--- Your goal ---
Among the records that follow, how many lines include the string "this"? Only the number is wanted.

[Recorded data]
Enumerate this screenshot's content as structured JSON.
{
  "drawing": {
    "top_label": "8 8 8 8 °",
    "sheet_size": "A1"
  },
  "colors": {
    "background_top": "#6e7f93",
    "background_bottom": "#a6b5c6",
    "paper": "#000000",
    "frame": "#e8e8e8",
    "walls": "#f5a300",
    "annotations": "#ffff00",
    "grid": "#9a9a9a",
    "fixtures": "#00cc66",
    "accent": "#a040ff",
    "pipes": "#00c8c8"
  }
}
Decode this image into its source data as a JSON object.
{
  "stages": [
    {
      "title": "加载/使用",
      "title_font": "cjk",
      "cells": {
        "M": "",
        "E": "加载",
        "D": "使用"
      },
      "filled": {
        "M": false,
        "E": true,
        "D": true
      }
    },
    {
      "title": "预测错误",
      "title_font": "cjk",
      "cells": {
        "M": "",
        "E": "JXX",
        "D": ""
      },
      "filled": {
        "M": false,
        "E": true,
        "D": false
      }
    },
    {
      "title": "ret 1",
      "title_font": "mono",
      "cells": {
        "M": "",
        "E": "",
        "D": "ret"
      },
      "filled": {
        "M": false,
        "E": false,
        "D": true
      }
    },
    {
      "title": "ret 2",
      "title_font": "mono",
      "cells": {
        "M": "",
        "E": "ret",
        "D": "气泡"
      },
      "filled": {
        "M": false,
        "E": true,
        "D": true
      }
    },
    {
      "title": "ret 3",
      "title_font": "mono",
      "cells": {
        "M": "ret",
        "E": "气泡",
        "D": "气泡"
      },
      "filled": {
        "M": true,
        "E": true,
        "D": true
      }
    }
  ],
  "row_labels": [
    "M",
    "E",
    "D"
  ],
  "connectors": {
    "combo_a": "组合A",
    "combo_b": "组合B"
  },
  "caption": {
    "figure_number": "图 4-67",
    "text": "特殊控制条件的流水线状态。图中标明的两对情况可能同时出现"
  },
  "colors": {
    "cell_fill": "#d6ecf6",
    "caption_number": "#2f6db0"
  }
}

--- Response area ---
2